Great Plains Studies, Center for


Date of this Version

Fall 1999


Published in Great Plains Research 9: (Fall 1999). Copyright © 1999 The Center for Great Plains Studies, University of Nebraska–Lincoln. Used by permission.


The future of rain-fed agriculture depends upon reducing soil water evaporation and improving soil water storage. We must reduce runoff and increase water infiltration. By keeping more crop residue on the soil surface, growers are reducing erosion. Increased water infiltration has led to problems in some areas where fallow was practiced by causing saline seeps. Farmers will adapt to farming methods that conserve more soil water and increase crop production.

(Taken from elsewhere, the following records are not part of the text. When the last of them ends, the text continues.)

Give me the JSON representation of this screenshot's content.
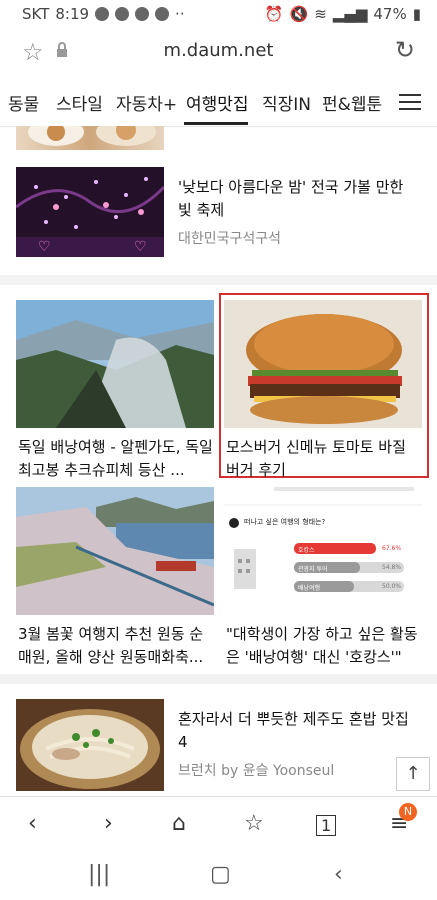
{
  "status": {
    "carrier": "SKT",
    "time": "8:19",
    "battery": "47%"
  },
  "browser": {
    "url": "m.daum.net"
  },
  "tabs": [
    "동물",
    "스타일",
    "자동차+",
    "여행맛집",
    "직장IN",
    "펀&웹툰"
  ],
  "articles": {
    "a1": {
      "title": "'낮보다 아름다운 밤' 전국 가볼 만한 빛 축제",
      "source": "대한민국구석구석"
    },
    "g1": {
      "title": "독일 배낭여행 - 알펜가도, 독일 최고봉 추크슈피체 등산 ..."
    },
    "g2": {
      "title": "모스버거 신메뉴 토마토 바질 버거 후기"
    },
    "g3": {
      "title": "3월 봄꽃 여행지 추천 원동 순매원, 올해 양산 원동매화축..."
    },
    "g4": {
      "title": "\"대학생이 가장 하고 싶은 활동은 '배낭여행' 대신 '호캉스'\""
    },
    "a2": {
      "title": "혼자라서 더 뿌듯한 제주도 혼밥 맛집 4",
      "source": "브런치 by 윤슬 Yoonseul"
    }
  },
  "infographic": {
    "question": "떠나고 싶은 여행의 형태는?",
    "rows": [
      {
        "label": "호캉스",
        "value": "67.6%"
      },
      {
        "label": "관광지 투어",
        "value": "54.8%"
      },
      {
        "label": "배낭여행",
        "value": "50.0%"
      }
    ]
  },
  "bottom": {
    "badge": "N"
  },
  "colors": {
    "highlight": "#d32f2f",
    "badge": "#f26522"
  }
}
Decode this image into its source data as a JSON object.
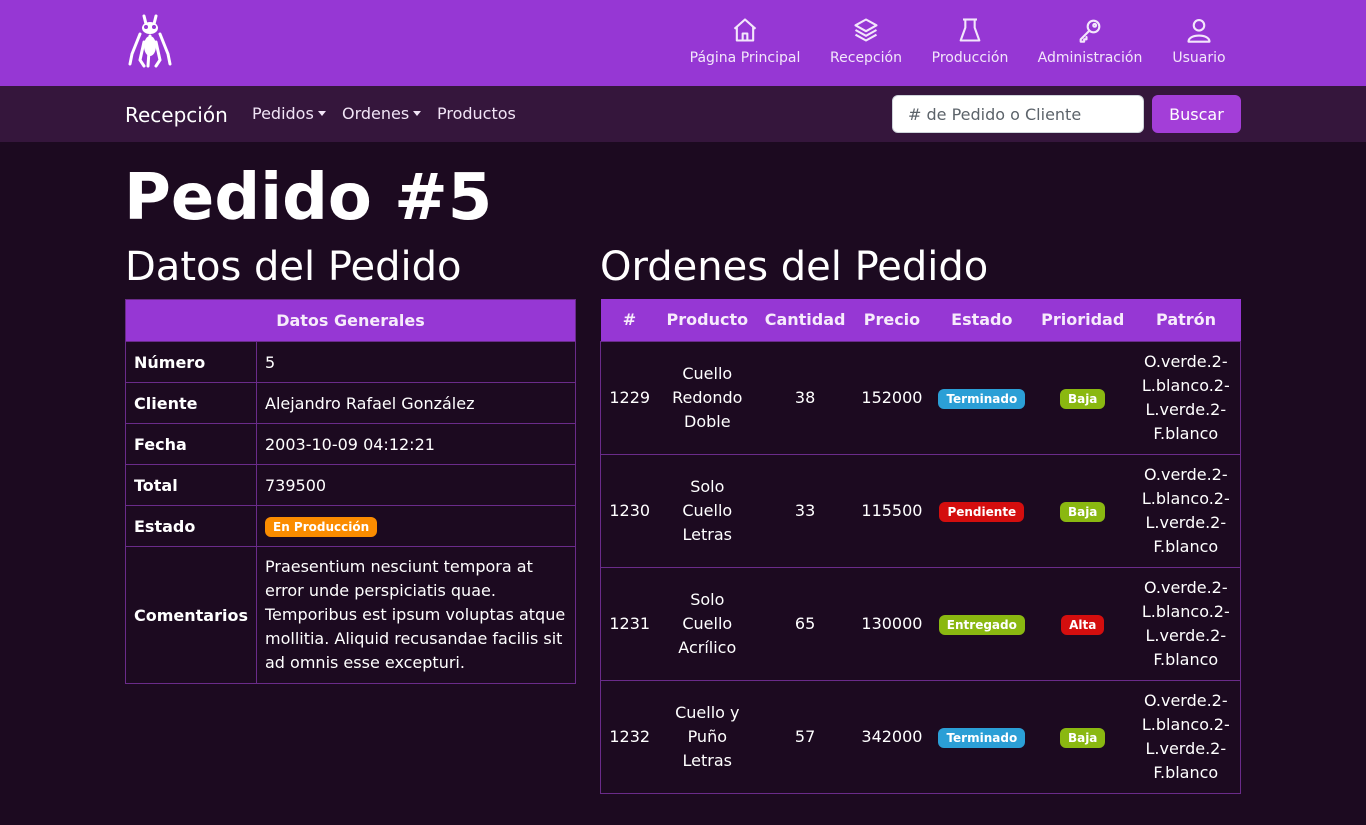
{
  "topnav": {
    "items": [
      {
        "label": "Página Principal",
        "icon": "house-icon"
      },
      {
        "label": "Recepción",
        "icon": "layers-icon"
      },
      {
        "label": "Producción",
        "icon": "lab-flask-icon"
      },
      {
        "label": "Administración",
        "icon": "key-icon"
      },
      {
        "label": "Usuario",
        "icon": "person-icon"
      }
    ]
  },
  "subnav": {
    "brand": "Recepción",
    "pedidos": "Pedidos",
    "ordenes": "Ordenes",
    "productos": "Productos",
    "search_placeholder": "# de Pedido o Cliente",
    "search_button": "Buscar"
  },
  "page_title": "Pedido #5",
  "datos": {
    "section_title": "Datos del Pedido",
    "table_header": "Datos Generales",
    "numero_label": "Número",
    "numero": "5",
    "cliente_label": "Cliente",
    "cliente": "Alejandro Rafael González",
    "fecha_label": "Fecha",
    "fecha": "2003-10-09 04:12:21",
    "total_label": "Total",
    "total": "739500",
    "estado_label": "Estado",
    "estado": "En Producción",
    "comentarios_label": "Comentarios",
    "comentarios": "Praesentium nesciunt tempora at error unde perspiciatis quae. Temporibus est ipsum voluptas atque mollitia. Aliquid recusandae facilis sit ad omnis esse excepturi."
  },
  "ordenes": {
    "section_title": "Ordenes del Pedido",
    "headers": [
      "#",
      "Producto",
      "Cantidad",
      "Precio",
      "Estado",
      "Prioridad",
      "Patrón"
    ],
    "rows": [
      {
        "id": "1229",
        "producto": [
          "Cuello",
          "Redondo",
          "Doble"
        ],
        "cantidad": "38",
        "precio": "152000",
        "estado": "Terminado",
        "prioridad": "Baja",
        "patron": [
          "O.verde.2-",
          "L.blanco.2-",
          "L.verde.2-",
          "F.blanco"
        ]
      },
      {
        "id": "1230",
        "producto": [
          "Solo",
          "Cuello",
          "Letras"
        ],
        "cantidad": "33",
        "precio": "115500",
        "estado": "Pendiente",
        "prioridad": "Baja",
        "patron": [
          "O.verde.2-",
          "L.blanco.2-",
          "L.verde.2-",
          "F.blanco"
        ]
      },
      {
        "id": "1231",
        "producto": [
          "Solo",
          "Cuello",
          "Acrílico"
        ],
        "cantidad": "65",
        "precio": "130000",
        "estado": "Entregado",
        "prioridad": "Alta",
        "patron": [
          "O.verde.2-",
          "L.blanco.2-",
          "L.verde.2-",
          "F.blanco"
        ]
      },
      {
        "id": "1232",
        "producto": [
          "Cuello y",
          "Puño",
          "Letras"
        ],
        "cantidad": "57",
        "precio": "342000",
        "estado": "Terminado",
        "prioridad": "Baja",
        "patron": [
          "O.verde.2-",
          "L.blanco.2-",
          "L.verde.2-",
          "F.blanco"
        ]
      }
    ]
  },
  "colors": {
    "topbar": "#9637d4",
    "subbar": "#35163c",
    "background": "#1c0a20",
    "badge_terminado": "#2b9fd6",
    "badge_pendiente": "#d40e0e",
    "badge_entregado": "#8ab811",
    "badge_baja": "#8ab811",
    "badge_alta": "#d40e0e",
    "badge_en_produccion": "#fb8c00"
  }
}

Reducing Soil Water Evaporation with Tillage and Straw Mulching presents an excellent review of the literature (over 230 research papers) explaining the process of reducing water evaporation with tillage and crop residue and its importance to crop production. The process of evaporation from the soil is complex. Different cropping systems, soils, climate, and rainfall patterns vary around the world, adding to the complexity.